8. Compuware CIO Survey Now Available
We want to pass our thanks to Sam Knutson of Compuware who kindly let us know that their Compuware survey of 350 enterprise CIOs conducted by Vanson Bourne is now available. You may request the survey results here:
We think it’s an extremely interesting paper. As an example of one of the survey questions, the figure below should come as no surprise to anybody, but it’s always important to remember why continuous availability on the mainframe is one of its greatest strengths. Need we remind you that many of the new functions, such as those coming in z/OS 2.2, are designed to improve this reliability even more? But, as we always mention, you need to take action to exploit many of these new functions. tions, the figure below should come as no surprise to anybody, but it’s always important to remember why continuous availability on the mainframe is one of its greatest strengths. Need we remind you that many of the new functions, such as those coming in z/OS 2.2, are designed to improve this reliability even more? But, as we always mention, you need to take action to exploit many of these new functions.
Figure 1 – Cost of Single Major Mainframe Outage (© Compuware)

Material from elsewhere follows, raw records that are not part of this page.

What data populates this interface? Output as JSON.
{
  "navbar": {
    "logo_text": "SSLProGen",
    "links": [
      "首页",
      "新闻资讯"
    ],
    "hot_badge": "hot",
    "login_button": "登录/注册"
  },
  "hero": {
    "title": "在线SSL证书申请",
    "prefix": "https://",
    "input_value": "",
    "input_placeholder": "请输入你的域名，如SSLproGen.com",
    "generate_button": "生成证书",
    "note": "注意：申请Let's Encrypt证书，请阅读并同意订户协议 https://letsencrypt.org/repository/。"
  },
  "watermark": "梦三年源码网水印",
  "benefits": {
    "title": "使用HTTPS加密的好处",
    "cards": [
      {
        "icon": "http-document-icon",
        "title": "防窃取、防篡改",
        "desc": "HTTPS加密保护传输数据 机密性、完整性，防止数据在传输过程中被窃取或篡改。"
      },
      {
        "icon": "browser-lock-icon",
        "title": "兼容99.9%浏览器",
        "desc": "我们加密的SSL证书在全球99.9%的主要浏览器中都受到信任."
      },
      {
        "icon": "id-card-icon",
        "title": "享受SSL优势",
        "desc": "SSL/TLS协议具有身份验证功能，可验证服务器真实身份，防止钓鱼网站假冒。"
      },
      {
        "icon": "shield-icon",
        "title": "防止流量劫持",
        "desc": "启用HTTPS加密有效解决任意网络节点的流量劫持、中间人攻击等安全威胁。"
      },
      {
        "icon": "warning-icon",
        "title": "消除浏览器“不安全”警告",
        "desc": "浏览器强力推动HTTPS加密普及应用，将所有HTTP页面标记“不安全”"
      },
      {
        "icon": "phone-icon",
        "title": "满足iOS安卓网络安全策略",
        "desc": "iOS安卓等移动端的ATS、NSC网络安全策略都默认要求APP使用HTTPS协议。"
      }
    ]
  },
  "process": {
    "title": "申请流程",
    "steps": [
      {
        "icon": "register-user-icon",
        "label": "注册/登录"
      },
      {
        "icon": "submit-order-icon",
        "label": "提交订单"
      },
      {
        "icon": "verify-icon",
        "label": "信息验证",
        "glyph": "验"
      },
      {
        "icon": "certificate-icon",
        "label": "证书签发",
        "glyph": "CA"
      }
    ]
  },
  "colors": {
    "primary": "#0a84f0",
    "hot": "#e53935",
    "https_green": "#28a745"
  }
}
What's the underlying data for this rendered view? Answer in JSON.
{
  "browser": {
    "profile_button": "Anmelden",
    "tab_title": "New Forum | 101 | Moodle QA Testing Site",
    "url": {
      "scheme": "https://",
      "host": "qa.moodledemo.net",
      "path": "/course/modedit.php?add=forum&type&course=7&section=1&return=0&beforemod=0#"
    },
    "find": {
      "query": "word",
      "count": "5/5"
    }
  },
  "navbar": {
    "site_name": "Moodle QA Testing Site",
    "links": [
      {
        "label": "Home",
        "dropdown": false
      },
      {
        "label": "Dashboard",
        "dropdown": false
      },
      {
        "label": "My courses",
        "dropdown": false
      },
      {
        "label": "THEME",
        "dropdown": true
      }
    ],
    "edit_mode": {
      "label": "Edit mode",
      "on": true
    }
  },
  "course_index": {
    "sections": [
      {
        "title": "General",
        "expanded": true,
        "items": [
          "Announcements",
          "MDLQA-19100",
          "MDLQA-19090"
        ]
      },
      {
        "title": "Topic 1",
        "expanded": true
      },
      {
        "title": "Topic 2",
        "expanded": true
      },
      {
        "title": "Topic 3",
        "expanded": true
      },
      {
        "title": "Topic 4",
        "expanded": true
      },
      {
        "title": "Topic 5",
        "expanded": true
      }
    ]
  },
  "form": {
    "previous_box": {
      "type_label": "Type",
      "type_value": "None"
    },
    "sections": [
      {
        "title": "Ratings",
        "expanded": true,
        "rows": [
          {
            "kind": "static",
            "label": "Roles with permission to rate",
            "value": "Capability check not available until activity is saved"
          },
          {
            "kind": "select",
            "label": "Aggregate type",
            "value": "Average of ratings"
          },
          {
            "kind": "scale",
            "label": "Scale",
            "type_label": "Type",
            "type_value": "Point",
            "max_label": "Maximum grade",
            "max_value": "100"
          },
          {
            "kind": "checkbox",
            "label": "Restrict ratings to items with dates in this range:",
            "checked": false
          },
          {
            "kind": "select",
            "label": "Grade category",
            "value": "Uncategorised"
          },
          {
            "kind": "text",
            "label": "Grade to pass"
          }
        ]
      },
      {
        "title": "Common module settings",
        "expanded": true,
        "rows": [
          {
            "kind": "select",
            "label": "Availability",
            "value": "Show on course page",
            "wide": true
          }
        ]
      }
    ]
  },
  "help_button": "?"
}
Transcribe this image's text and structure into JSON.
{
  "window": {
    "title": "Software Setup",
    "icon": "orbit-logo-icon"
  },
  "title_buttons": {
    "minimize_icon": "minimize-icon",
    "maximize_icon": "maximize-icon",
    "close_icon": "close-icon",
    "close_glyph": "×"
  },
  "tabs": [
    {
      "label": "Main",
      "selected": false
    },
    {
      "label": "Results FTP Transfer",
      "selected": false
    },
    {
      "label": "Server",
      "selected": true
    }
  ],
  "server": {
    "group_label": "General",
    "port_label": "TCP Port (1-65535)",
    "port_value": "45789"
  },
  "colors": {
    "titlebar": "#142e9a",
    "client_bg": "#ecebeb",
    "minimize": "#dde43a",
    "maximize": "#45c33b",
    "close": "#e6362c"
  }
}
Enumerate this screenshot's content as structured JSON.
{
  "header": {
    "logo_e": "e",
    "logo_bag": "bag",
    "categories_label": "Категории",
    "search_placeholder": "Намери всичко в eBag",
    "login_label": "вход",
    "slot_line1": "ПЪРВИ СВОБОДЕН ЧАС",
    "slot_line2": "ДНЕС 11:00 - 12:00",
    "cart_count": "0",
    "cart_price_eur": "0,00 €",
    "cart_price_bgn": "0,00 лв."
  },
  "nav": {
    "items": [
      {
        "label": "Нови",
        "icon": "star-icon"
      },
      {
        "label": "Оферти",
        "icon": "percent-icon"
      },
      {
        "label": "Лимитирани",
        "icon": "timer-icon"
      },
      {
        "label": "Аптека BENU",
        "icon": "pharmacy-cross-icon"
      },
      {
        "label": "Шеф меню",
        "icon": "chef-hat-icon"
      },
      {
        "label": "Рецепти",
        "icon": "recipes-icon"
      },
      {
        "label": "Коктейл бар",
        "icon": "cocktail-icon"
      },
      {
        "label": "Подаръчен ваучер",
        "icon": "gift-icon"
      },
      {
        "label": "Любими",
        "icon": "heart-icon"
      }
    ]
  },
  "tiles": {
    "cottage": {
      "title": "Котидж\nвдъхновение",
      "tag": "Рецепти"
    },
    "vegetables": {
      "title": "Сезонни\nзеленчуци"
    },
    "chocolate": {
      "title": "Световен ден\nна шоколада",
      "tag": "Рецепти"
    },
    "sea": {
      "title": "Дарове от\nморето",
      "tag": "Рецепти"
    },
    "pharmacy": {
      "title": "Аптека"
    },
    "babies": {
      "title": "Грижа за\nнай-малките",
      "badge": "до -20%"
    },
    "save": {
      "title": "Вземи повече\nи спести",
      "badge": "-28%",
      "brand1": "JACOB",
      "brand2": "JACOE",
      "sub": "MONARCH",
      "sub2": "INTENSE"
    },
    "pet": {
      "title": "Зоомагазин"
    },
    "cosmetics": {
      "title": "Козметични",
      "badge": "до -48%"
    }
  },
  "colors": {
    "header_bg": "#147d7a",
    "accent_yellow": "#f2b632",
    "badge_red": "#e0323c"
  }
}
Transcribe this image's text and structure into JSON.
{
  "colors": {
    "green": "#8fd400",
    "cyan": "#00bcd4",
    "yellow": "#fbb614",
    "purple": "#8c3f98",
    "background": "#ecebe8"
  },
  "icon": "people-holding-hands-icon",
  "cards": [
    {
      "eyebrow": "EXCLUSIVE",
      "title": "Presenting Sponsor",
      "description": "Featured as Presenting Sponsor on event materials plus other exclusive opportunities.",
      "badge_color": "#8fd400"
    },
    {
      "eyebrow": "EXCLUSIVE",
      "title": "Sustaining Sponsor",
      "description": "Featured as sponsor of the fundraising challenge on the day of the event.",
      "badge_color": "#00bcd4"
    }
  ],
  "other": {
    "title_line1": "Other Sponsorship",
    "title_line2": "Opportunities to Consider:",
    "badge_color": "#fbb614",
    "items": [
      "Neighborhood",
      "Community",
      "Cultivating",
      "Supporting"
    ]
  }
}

That’s all for this Cheryl’s List. Don’t forget that we love to hear from our readers, so if you have any interesting (or harrowing!) experiences, or any good Irish jokes, please let us know. You can contact us on firstname.lastname@example.org.